:: ASSIGNMENT ::
Each entry below must appear in the output exactly as written.

:: DATASET RECORDS ::
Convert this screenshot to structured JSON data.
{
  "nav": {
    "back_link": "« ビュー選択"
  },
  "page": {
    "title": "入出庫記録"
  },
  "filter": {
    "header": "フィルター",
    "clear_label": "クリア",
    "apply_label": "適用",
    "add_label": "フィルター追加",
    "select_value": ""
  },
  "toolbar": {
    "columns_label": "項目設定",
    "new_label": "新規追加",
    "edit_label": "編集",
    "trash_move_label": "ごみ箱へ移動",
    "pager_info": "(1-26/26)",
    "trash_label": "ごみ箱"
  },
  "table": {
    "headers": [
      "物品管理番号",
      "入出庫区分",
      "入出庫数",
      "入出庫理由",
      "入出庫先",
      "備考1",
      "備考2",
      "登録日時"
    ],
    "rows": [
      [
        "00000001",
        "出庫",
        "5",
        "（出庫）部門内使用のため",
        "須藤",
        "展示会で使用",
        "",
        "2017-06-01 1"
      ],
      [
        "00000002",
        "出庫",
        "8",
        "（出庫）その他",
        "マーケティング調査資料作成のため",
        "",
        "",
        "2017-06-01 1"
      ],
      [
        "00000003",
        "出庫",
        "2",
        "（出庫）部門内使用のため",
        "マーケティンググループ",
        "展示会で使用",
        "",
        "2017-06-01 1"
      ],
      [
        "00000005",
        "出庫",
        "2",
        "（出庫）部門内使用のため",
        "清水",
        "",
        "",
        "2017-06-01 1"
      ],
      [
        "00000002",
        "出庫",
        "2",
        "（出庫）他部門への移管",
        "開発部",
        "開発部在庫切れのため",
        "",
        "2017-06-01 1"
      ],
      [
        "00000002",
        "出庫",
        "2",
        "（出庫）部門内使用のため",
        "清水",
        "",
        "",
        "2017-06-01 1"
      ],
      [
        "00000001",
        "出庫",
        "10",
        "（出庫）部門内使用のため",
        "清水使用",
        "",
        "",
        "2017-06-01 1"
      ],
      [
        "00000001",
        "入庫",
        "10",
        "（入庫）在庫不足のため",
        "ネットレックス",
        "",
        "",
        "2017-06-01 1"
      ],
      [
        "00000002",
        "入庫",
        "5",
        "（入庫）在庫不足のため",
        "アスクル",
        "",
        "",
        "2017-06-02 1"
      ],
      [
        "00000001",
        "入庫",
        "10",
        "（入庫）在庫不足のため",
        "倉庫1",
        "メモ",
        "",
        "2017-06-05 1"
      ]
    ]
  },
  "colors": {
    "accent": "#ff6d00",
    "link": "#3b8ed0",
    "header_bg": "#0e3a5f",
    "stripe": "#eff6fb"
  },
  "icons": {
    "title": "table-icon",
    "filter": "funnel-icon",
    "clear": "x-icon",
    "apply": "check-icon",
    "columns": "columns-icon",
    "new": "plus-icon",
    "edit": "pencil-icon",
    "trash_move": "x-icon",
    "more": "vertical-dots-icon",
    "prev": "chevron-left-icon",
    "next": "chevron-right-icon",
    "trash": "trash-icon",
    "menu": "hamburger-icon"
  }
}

:: ANSWER TO THE PROBLEM ::
Convert this screenshot to structured JSON data.
{
  "nav": {
    "back_link": "« ビュー選択"
  },
  "page": {
    "title": "入出庫記録"
  },
  "filter": {
    "header": "フィルター",
    "clear_label": "クリア",
    "apply_label": "適用",
    "add_label": "フィルター追加",
    "select_value": ""
  },
  "toolbar": {
    "columns_label": "項目設定",
    "new_label": "新規追加",
    "edit_label": "編集",
    "trash_move_label": "ごみ箱へ移動",
    "pager_info": "(1-26/26)",
    "trash_label": "ごみ箱"
  },
  "table": {
    "headers": [
      "物品管理番号",
      "入出庫区分",
      "入出庫数",
      "入出庫理由",
      "入出庫先",
      "備考1",
      "備考2",
      "登録日時"
    ],
    "rows": [
      [
        "00000001",
        "出庫",
        "5",
        "（出庫）部門内使用のため",
        "須藤",
        "展示会で使用",
        "",
        "2017-06-01 1"
      ],
      [
        "00000002",
        "出庫",
        "8",
        "（出庫）その他",
        "マーケティング調査資料作成のため",
        "",
        "",
        "2017-06-01 1"
      ],
      [
        "00000003",
        "出庫",
        "2",
        "（出庫）部門内使用のため",
        "マーケティンググループ",
        "展示会で使用",
        "",
        "2017-06-01 1"
      ],
      [
        "00000005",
        "出庫",
        "2",
        "（出庫）部門内使用のため",
        "清水",
        "",
        "",
        "2017-06-01 1"
      ],
      [
        "00000002",
        "出庫",
        "2",
        "（出庫）他部門への移管",
        "開発部",
        "開発部在庫切れのため",
        "",
        "2017-06-01 1"
      ],
      [
        "00000002",
        "出庫",
        "2",
        "（出庫）部門内使用のため",
        "清水",
        "",
        "",
        "2017-06-01 1"
      ],
      [
        "00000001",
        "出庫",
        "10",
        "（出庫）部門内使用のため",
        "清水使用",
        "",
        "",
        "2017-06-01 1"
      ],
      [
        "00000001",
        "入庫",
        "10",
        "（入庫）在庫不足のため",
        "ネットレックス",
        "",
        "",
        "2017-06-01 1"
      ],
      [
        "00000002",
        "入庫",
        "5",
        "（入庫）在庫不足のため",
        "アスクル",
        "",
        "",
        "2017-06-02 1"
      ],
      [
        "00000001",
        "入庫",
        "10",
        "（入庫）在庫不足のため",
        "倉庫1",
        "メモ",
        "",
        "2017-06-05 1"
      ]
    ]
  },
  "colors": {
    "accent": "#ff6d00",
    "link": "#3b8ed0",
    "header_bg": "#0e3a5f",
    "stripe": "#eff6fb"
  },
  "icons": {
    "title": "table-icon",
    "filter": "funnel-icon",
    "clear": "x-icon",
    "apply": "check-icon",
    "columns": "columns-icon",
    "new": "plus-icon",
    "edit": "pencil-icon",
    "trash_move": "x-icon",
    "more": "vertical-dots-icon",
    "prev": "chevron-left-icon",
    "next": "chevron-right-icon",
    "trash": "trash-icon",
    "menu": "hamburger-icon"
  }
}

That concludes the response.